2. Estate planning. Amidst the hustle and bustle of daily activities, many people decide that estate planning can wait just a little longer. Others can't bring themselves to address that fact that they will not live forever, and simply refuse to complete this essential task. Ladies, let me assure you that you will feel much more confident and less concerned for your loved ones once this chore is out of the way.
3. Saving money. No one likes to feel constrained by a budget. However, most of us need one to manage our money properly. Sit down and figure out all your expenses, then set a goal of saving 10 percent of your income. As you successfully figure out how to do this, increase the percentage every six months.
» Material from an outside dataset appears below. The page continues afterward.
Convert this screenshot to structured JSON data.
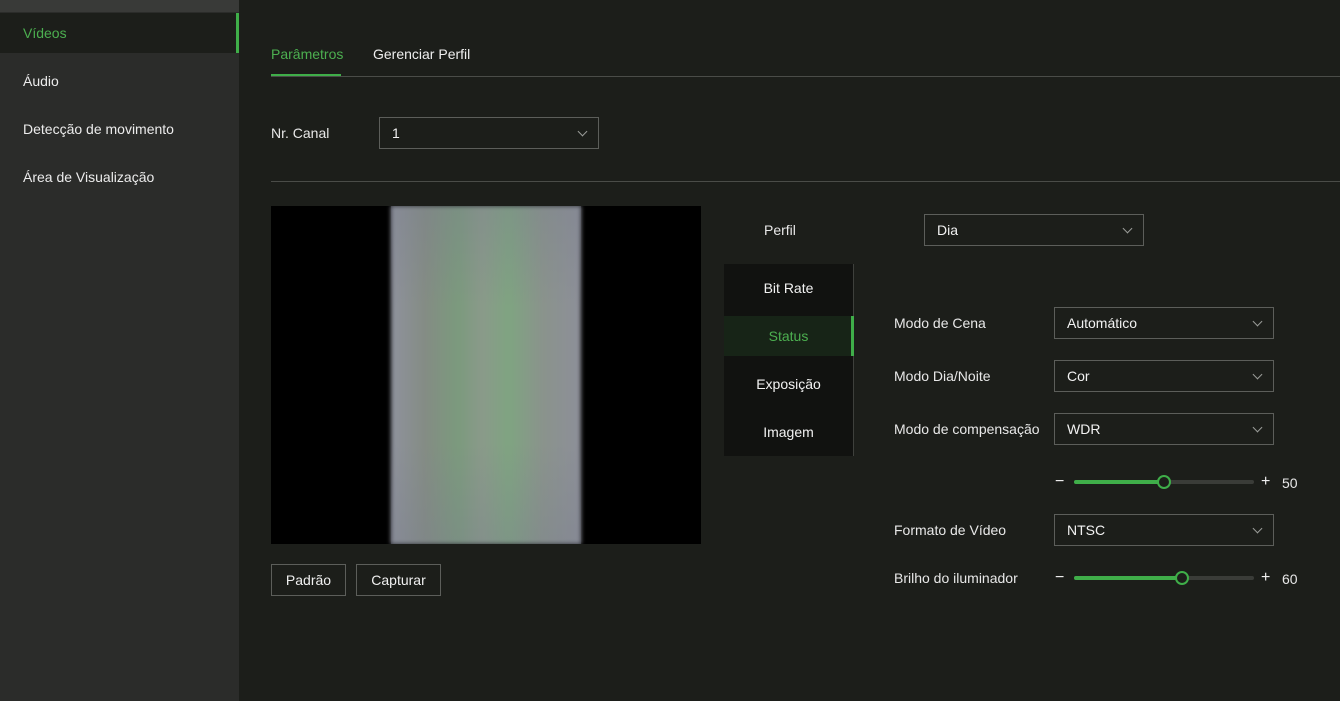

4. Building wealth. Now that you are saving money, you need to figure out what to do with it. (Shopping is not an option!) Here's where a good financial planner can help. Ask your friends and relatives who they would recommend. Get several names. and interview at least three before making your final choice.
5.Retirement. Watch your pension, 410K and IRA plans like a hawk! Otherwise, the money may not grow at the right speed. Start by having your financial planner explain your investment. Then review the investment with your planner every six months, and keep an eye on it quarterly. You don't have to be a financial genius to understand your investment. But you must pay attention to your money if you want it to work for you.
6.Education. Evaluate your job to determine what you can do to educate yourself and move forward in your career. Knowledge is power, and persistence is the key.
7.Reduce stress. Find out what makes you happy and calm. A yoga class? An evening with friends? A jog in the park or a walk with a dog? Reducing stress doesn't have to be stressful. Identify what works for you and make it part of your daily routine.
8.Taking a trip. Start planning ahead of time. Choosing a destination and booking far in advance can save you hundreds of dollars and give you something to look forward to.
9.Stop the habit. If you're still puffing on that cigarette, the time has come to give it up. Yes, it's a lot easier said than done, but support groups, nicotine patches and other tools can help you pull through. If I can do it, anyone can do it!
10.Volunteering. Find out how you can make a difference in someone's life, and take your children along on the ride. Let's teach our kids that volunteers make the world a better place.
These 10 tips can serve as an outline for your New Years resolutions. Once you've settled on your top priorities, write down your goals, review them on a daily basis, and take appropriate action. This will greatly improve your chances of achieving your goals.
May all of your goals and dreams come true in 2007!